+++ DATA PROVIDED
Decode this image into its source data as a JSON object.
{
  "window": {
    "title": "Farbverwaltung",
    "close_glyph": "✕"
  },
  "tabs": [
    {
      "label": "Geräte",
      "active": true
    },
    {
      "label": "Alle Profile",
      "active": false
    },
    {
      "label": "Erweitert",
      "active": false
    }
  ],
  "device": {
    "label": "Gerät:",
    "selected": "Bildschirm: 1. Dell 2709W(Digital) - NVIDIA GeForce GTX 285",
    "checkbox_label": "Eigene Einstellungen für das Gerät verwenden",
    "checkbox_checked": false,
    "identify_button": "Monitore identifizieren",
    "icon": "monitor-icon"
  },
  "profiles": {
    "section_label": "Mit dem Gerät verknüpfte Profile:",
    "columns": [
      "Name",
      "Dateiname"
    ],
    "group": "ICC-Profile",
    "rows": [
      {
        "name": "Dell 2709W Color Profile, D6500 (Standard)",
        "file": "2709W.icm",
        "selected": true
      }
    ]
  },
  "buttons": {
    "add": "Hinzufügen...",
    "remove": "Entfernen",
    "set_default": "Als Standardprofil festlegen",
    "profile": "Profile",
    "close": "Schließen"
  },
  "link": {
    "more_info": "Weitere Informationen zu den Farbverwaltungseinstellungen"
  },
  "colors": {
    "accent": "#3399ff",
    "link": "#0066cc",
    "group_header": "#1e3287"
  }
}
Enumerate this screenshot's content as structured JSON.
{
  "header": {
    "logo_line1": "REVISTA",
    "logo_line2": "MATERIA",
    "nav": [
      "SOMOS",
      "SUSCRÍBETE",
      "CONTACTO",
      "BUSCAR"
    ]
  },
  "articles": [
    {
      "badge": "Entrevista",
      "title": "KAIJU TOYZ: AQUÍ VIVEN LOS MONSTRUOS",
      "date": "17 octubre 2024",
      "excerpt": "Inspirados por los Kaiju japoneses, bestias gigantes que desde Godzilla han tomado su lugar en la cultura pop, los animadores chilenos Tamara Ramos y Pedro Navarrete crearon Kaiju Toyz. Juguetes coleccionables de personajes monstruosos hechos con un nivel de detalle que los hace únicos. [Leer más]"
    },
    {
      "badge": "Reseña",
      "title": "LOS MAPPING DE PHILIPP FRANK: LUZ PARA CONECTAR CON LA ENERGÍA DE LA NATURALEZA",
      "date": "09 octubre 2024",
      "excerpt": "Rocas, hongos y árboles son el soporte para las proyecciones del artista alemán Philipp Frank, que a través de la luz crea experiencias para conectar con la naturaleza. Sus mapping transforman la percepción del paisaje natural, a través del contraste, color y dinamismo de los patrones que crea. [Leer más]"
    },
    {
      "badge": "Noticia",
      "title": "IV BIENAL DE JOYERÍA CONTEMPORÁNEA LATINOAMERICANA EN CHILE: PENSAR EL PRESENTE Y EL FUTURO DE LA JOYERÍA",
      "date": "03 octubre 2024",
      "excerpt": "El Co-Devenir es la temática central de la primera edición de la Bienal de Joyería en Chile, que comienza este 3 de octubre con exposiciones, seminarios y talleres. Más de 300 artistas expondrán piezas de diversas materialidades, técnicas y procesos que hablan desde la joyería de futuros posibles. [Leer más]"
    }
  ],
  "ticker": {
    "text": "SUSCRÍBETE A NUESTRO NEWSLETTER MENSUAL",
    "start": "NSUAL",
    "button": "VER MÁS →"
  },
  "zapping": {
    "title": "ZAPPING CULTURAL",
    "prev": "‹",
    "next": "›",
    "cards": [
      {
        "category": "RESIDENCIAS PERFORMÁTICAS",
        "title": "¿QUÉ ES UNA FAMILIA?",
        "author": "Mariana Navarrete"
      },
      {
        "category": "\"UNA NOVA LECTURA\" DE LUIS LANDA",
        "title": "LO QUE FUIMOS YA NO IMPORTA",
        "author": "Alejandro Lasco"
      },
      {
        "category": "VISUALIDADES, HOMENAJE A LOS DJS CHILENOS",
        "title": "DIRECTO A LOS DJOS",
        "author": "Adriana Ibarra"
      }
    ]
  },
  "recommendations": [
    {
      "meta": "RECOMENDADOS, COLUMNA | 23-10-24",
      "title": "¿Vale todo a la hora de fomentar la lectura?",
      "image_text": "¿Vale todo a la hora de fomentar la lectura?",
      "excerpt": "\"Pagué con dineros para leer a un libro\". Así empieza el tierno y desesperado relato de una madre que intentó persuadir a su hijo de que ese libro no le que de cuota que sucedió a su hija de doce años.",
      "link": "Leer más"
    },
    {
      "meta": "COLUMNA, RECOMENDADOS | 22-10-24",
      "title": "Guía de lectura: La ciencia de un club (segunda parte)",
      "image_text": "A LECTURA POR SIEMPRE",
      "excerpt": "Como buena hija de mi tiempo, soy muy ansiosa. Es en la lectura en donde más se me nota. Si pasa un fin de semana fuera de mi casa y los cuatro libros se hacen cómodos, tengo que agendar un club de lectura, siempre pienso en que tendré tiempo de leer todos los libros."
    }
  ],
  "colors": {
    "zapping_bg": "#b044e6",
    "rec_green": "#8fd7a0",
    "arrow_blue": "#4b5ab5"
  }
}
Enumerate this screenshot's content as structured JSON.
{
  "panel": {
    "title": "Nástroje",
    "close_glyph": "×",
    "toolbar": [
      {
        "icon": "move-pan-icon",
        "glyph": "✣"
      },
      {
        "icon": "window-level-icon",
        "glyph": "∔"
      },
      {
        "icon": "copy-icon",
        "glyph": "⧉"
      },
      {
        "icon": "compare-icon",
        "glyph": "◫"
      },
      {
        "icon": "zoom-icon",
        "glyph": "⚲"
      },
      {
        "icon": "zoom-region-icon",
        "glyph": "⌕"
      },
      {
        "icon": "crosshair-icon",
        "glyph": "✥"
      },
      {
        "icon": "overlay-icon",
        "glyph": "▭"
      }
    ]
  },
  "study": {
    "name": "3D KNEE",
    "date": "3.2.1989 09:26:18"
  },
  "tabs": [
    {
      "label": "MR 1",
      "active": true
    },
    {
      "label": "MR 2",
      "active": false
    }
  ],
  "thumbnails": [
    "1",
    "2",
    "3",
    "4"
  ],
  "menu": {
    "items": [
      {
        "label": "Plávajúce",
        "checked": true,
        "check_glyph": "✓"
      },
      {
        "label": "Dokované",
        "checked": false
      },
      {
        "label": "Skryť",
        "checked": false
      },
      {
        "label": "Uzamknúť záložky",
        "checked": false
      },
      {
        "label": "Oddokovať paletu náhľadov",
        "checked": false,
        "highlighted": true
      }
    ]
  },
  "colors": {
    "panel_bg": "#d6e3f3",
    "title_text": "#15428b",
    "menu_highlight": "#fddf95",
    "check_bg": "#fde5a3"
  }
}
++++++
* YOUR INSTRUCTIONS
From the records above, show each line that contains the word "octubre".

* SOLVED EXERCISE
      "date": "17 octubre 2024",
      "date": "09 octubre 2024",
      "date": "03 octubre 2024",
      "excerpt": "El Co-Devenir es la temática central de la primera edición de la Bienal de Joyería en Chile, que comienza este 3 de octubre con exposiciones, seminarios y talleres. Más de 300 artistas expondrán piezas de diversas materialidades, técnicas y procesos que hablan desde la joyería de futuros posibles. [Leer más]"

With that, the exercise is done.